**To do:**
Search the entries below for the word "cuenta", then copy each line in which it is found.

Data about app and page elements
▬▬▬

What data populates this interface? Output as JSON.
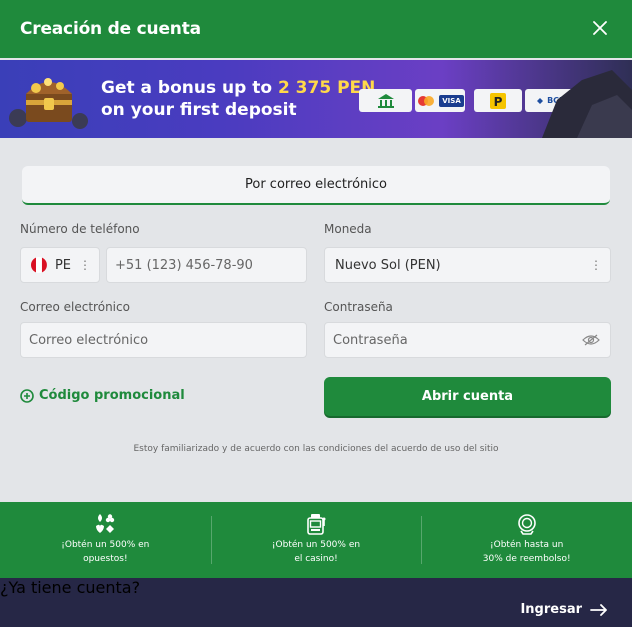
{
  "header": {
    "title": "Creación de cuenta",
    "close_icon": "close-icon"
  },
  "banner": {
    "line1_prefix": "Get a bonus up to ",
    "amount": "2 375 PEN",
    "line2": "on your first deposit",
    "payment_methods": [
      "bank-icon",
      "mastercard-visa-icon",
      "pagoefectivo-icon",
      "bcp-icon"
    ],
    "visa_label": "VISA",
    "bcp_label": "BCP"
  },
  "tab": {
    "label": "Por correo electrónico"
  },
  "form": {
    "phone": {
      "label": "Número de teléfono",
      "country": "PE",
      "placeholder": "+51 (123) 456-78-90"
    },
    "currency": {
      "label": "Moneda",
      "value": "Nuevo Sol (PEN)"
    },
    "email": {
      "label": "Correo electrónico",
      "placeholder": "Correo electrónico"
    },
    "password": {
      "label": "Contraseña",
      "placeholder": "Contraseña"
    },
    "promo_label": "Código promocional",
    "submit_label": "Abrir cuenta",
    "terms": "Estoy familiarizado y de acuerdo con las condiciones del acuerdo de uso del sitio"
  },
  "promos": [
    {
      "icon": "cards-suits-icon",
      "line1": "¡Obtén un 500% en",
      "line2": "opuestos!"
    },
    {
      "icon": "slot-machine-icon",
      "line1": "¡Obtén un 500% en",
      "line2": "el casino!"
    },
    {
      "icon": "cashback-icon",
      "line1": "¡Obtén hasta un",
      "line2": "30% de reembolso!"
    }
  ],
  "footer": {
    "question": "¿Ya tiene cuenta?",
    "login_label": "Ingresar"
  },
  "colors": {
    "green": "#1f8a3c",
    "dark": "#262746",
    "amount": "#ffd84a"
  }
}
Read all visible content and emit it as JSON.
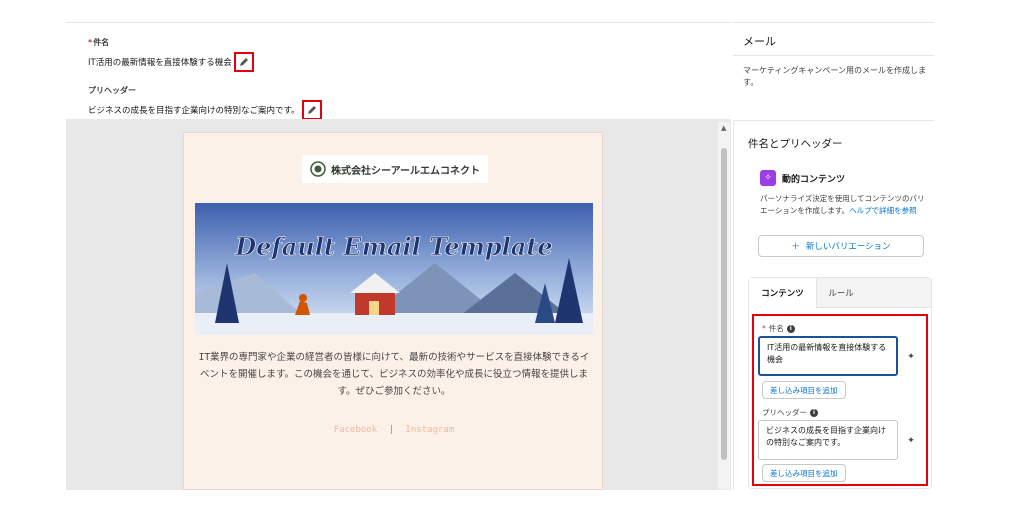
{
  "subject": {
    "label": "件名",
    "value": "IT活用の最新情報を直接体験する機会"
  },
  "preheader": {
    "label": "プリヘッダー",
    "value": "ビジネスの成長を目指す企業向けの特別なご案内です。"
  },
  "email_preview": {
    "logo_text": "株式会社シーアールエムコネクト",
    "banner_title": "Default Email Template",
    "body_text": "IT業界の専門家や企業の経営者の皆様に向けて、最新の技術やサービスを直接体験できるイベントを開催します。この機会を通じて、ビジネスの効率化や成長に役立つ情報を提供します。ぜひご参加ください。",
    "social_links": [
      "Facebook",
      "Instagram"
    ],
    "social_separator": "|"
  },
  "email_panel": {
    "title": "メール",
    "description": "マーケティングキャンペーン用のメールを作成します。"
  },
  "properties_panel": {
    "title": "件名とプリヘッダー",
    "dynamic_content": {
      "title": "動的コンテンツ",
      "description": "パーソナライズ決定を使用してコンテンツのバリエーションを作成します。",
      "help_link": "ヘルプで詳細を参照",
      "new_variation_button": "新しいバリエーション"
    },
    "tabs": [
      "コンテンツ",
      "ルール"
    ],
    "subject_field": {
      "label": "件名",
      "value": "IT活用の最新情報を直接体験する機会",
      "merge_button": "差し込み項目を追加"
    },
    "preheader_field": {
      "label": "プリヘッダー",
      "value": "ビジネスの成長を目指す企業向けの特別なご案内です。",
      "merge_button": "差し込み項目を追加"
    }
  },
  "colors": {
    "highlight": "#e3000f",
    "link": "#0176d3",
    "dynamic_icon": "#9b3fe5",
    "email_background": "#fcf1e8"
  },
  "icons": [
    "pencil-icon",
    "plus-icon",
    "info-icon",
    "sparkle-icon",
    "dynamic-content-icon",
    "scroll-up-icon"
  ]
}
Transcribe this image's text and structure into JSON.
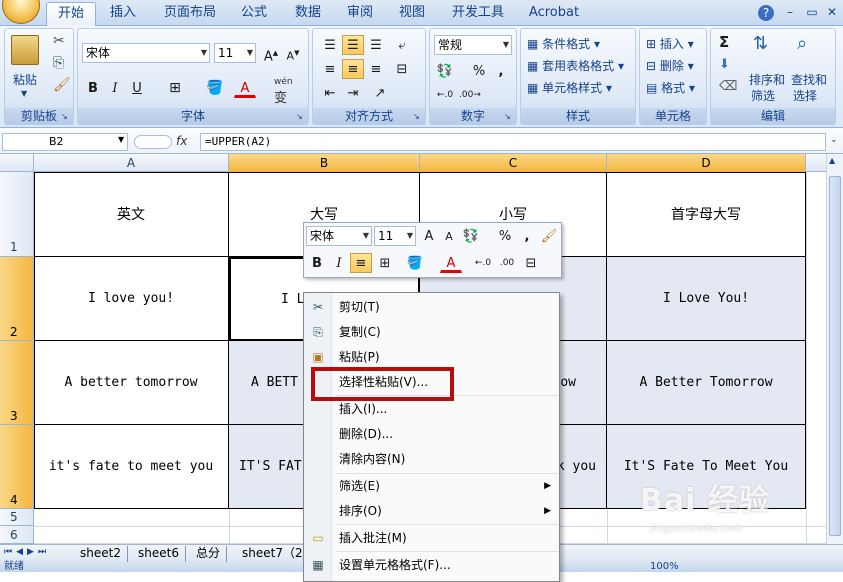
{
  "ribbon_tabs": [
    "开始",
    "插入",
    "页面布局",
    "公式",
    "数据",
    "审阅",
    "视图",
    "开发工具",
    "Acrobat"
  ],
  "window_controls": {
    "help": "?",
    "minimize": "–",
    "restore": "▭",
    "close": "✕"
  },
  "clipboard": {
    "paste": "粘贴",
    "group": "剪贴板"
  },
  "font": {
    "name": "宋体",
    "size": "11",
    "bold": "B",
    "italic": "I",
    "underline": "U",
    "font_color": "A",
    "phonetic": "wén",
    "phonetic2": "变",
    "group": "字体"
  },
  "alignment": {
    "group": "对齐方式"
  },
  "number": {
    "format": "常规",
    "percent": "%",
    "comma": ",",
    "inc": "←.0",
    "dec": ".00→",
    "group": "数字"
  },
  "styles": {
    "conditional": "条件格式",
    "table": "套用表格格式",
    "cell": "单元格样式",
    "group": "样式"
  },
  "cells": {
    "insert": "插入",
    "delete": "删除",
    "format": "格式",
    "group": "单元格"
  },
  "editing": {
    "sum": "Σ",
    "sort_filter": "排序和",
    "sort_filter2": "筛选",
    "find_select": "查找和",
    "find_select2": "选择",
    "group": "编辑"
  },
  "formula_bar": {
    "name_box": "B2",
    "fx": "fx",
    "formula": "=UPPER(A2)"
  },
  "columns": [
    "A",
    "B",
    "C",
    "D"
  ],
  "rows": [
    "1",
    "2",
    "3",
    "4",
    "5",
    "6"
  ],
  "grid": {
    "header": [
      "英文",
      "大写",
      "小写",
      "首字母大写"
    ],
    "row2": [
      "I love you!",
      "I L",
      "",
      "I Love You!"
    ],
    "row3": [
      "A better tomorrow",
      "A BETT",
      "ow",
      "A Better Tomorrow"
    ],
    "row4": [
      "it's fate to meet you",
      "IT'S FAT",
      "k you",
      "It'S Fate To Meet You"
    ]
  },
  "mini_toolbar": {
    "font": "宋体",
    "size": "11",
    "bold": "B",
    "italic": "I",
    "percent": "%",
    "comma": ","
  },
  "context_menu": [
    {
      "label": "剪切(T)",
      "icon": "scissors-icon",
      "glyph": "✂"
    },
    {
      "label": "复制(C)",
      "icon": "copy-icon",
      "glyph": "⎘"
    },
    {
      "label": "粘贴(P)",
      "icon": "paste-icon",
      "glyph": "📋"
    },
    {
      "label": "选择性粘贴(V)...",
      "icon": "",
      "glyph": ""
    },
    {
      "label": "插入(I)...",
      "icon": "",
      "glyph": ""
    },
    {
      "label": "删除(D)...",
      "icon": "",
      "glyph": ""
    },
    {
      "label": "清除内容(N)",
      "icon": "",
      "glyph": ""
    },
    {
      "label": "筛选(E)",
      "icon": "",
      "glyph": "",
      "submenu": "▶"
    },
    {
      "label": "排序(O)",
      "icon": "",
      "glyph": "",
      "submenu": "▶"
    },
    {
      "label": "插入批注(M)",
      "icon": "comment-icon",
      "glyph": "🗨"
    },
    {
      "label": "设置单元格格式(F)...",
      "icon": "format-cells-icon",
      "glyph": "▦"
    }
  ],
  "sheet_tabs": [
    "sheet2",
    "sheet6",
    "总分",
    "sheet7（2"
  ],
  "status": {
    "ready": "就绪",
    "zoom": "100%"
  },
  "watermark": {
    "brand": "Bai 经验",
    "url": "jingyan.baidu.com"
  },
  "colors": {
    "selection_header": "#f4b53d",
    "highlight_box": "#b80d0d",
    "ribbon_text": "#15428b"
  }
}
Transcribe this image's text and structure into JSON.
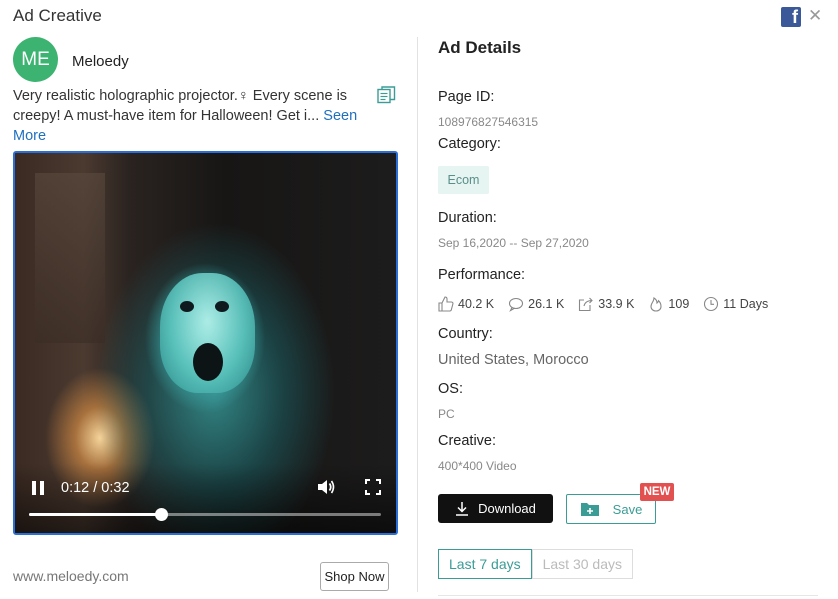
{
  "header": {
    "title": "Ad Creative",
    "facebook_icon": "facebook-icon",
    "close_icon": "close-icon"
  },
  "advertiser": {
    "avatar_initials": "ME",
    "avatar_color": "#3cb371",
    "name": "Meloedy"
  },
  "ad": {
    "text": "Very realistic holographic projector.♀ Every scene is creepy! A must-have item for Halloween! Get i...",
    "see_more_label": "Seen More"
  },
  "video": {
    "current_time": "0:12",
    "duration": "0:32",
    "time_display": "0:12 / 0:32",
    "progress_fraction": 0.375,
    "accent_color": "#2a6fd8"
  },
  "footer": {
    "website": "www.meloedy.com",
    "cta_label": "Shop Now"
  },
  "details": {
    "title": "Ad Details",
    "page_id_label": "Page ID:",
    "page_id": "108976827546315",
    "category_label": "Category:",
    "category": "Ecom",
    "duration_label": "Duration:",
    "duration": "Sep 16,2020 -- Sep 27,2020",
    "performance_label": "Performance:",
    "performance": {
      "likes": "40.2 K",
      "comments": "26.1 K",
      "shares": "33.9 K",
      "popularity": "109",
      "days": "11 Days"
    },
    "country_label": "Country:",
    "country": "United States, Morocco",
    "os_label": "OS:",
    "os": "PC",
    "creative_label": "Creative:",
    "creative": "400*400 Video"
  },
  "actions": {
    "download_label": "Download",
    "save_label": "Save",
    "new_badge": "NEW",
    "accent_color": "#3b9c96",
    "badge_color": "#e25050"
  },
  "range_tabs": [
    {
      "label": "Last 7 days",
      "active": true
    },
    {
      "label": "Last 30 days",
      "active": false
    }
  ]
}
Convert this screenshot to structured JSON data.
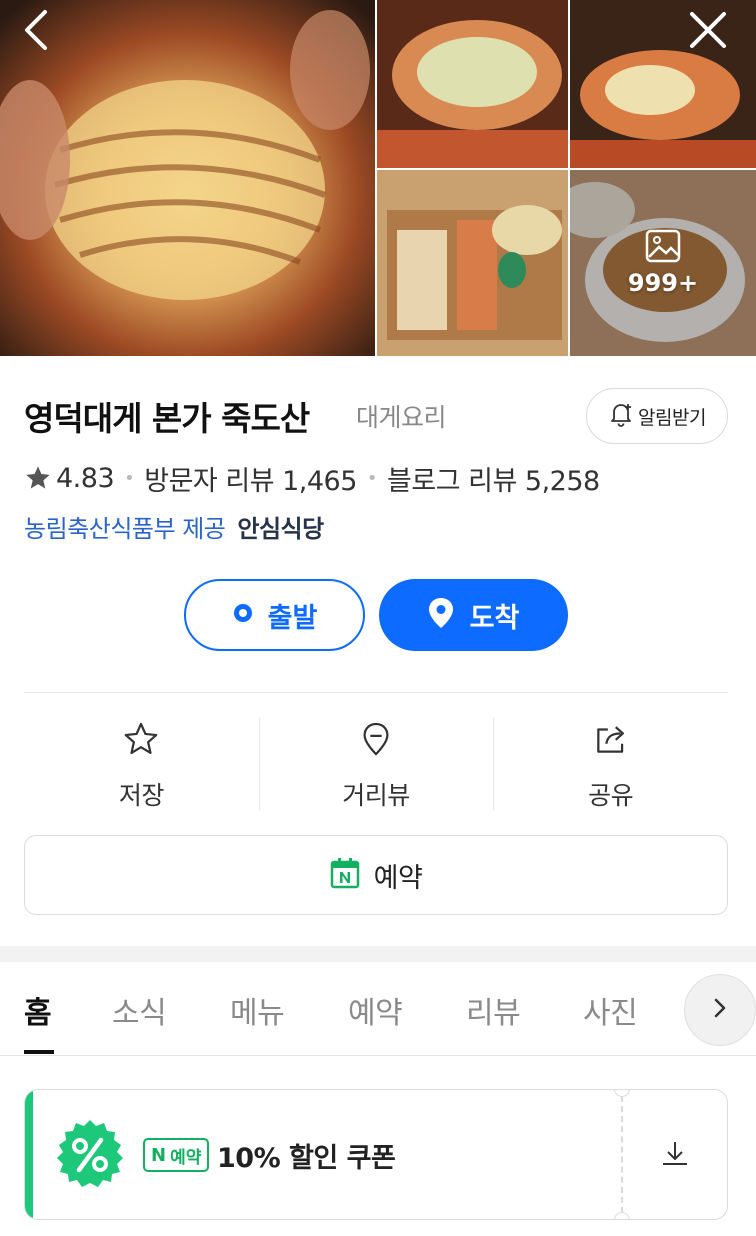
{
  "header": {
    "more_photos_count": "999+"
  },
  "place": {
    "name": "영덕대게 본가 죽도산",
    "category": "대게요리",
    "alarm_label": "알림받기",
    "rating": "4.83",
    "visitor_reviews": "방문자 리뷰 1,465",
    "blog_reviews": "블로그 리뷰 5,258",
    "provider": "농림축산식품부 제공",
    "safe_badge": "안심식당"
  },
  "route": {
    "start_label": "출발",
    "end_label": "도착"
  },
  "actions": {
    "save_label": "저장",
    "streetview_label": "거리뷰",
    "share_label": "공유"
  },
  "reserve": {
    "label": "예약"
  },
  "tabs": {
    "items": [
      "홈",
      "소식",
      "메뉴",
      "예약",
      "리뷰",
      "사진"
    ]
  },
  "coupon": {
    "badge_letter": "N",
    "badge_text": "예약",
    "title": "10% 할인 쿠폰"
  },
  "colors": {
    "primary_blue": "#0d6bff",
    "link_blue": "#2a64c8",
    "naver_green": "#12b060"
  }
}
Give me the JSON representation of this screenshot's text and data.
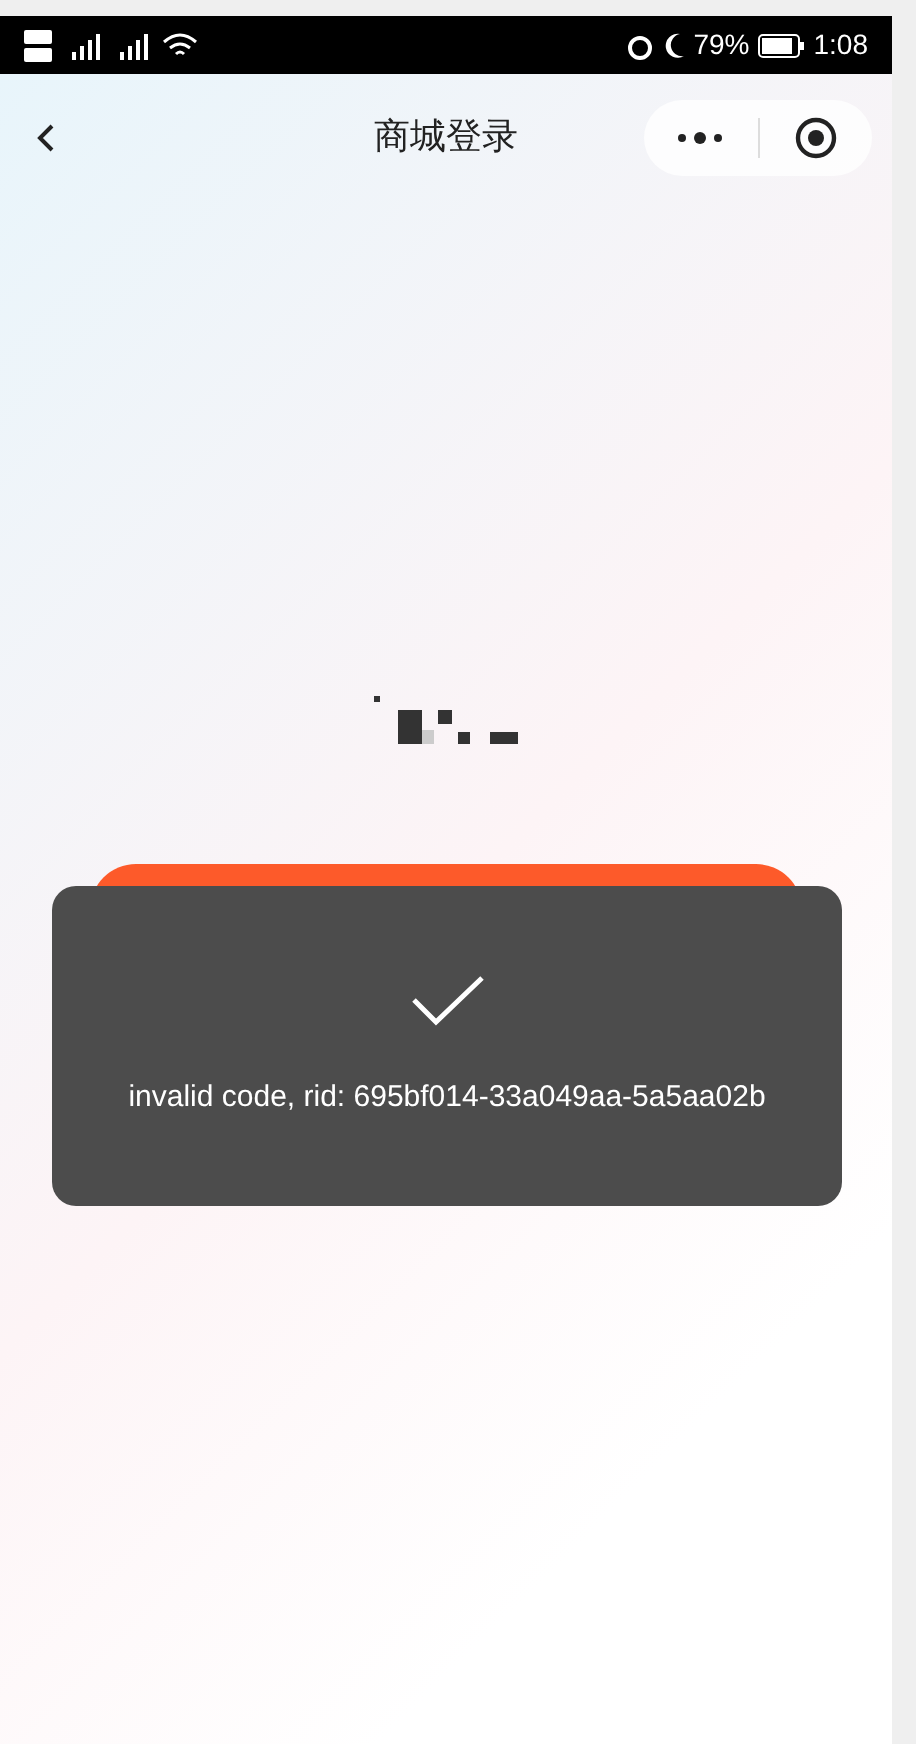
{
  "status_bar": {
    "battery": "79%",
    "time": "1:08"
  },
  "nav": {
    "title": "商城登录"
  },
  "toast": {
    "message": "invalid code, rid: 695bf014-33a049aa-5a5aa02b"
  }
}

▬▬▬

**Result of the task:**
    "title": "Creación de cuenta",
    "submit_label": "Abrir cuenta",
    "question": "¿Ya tiene cuenta?",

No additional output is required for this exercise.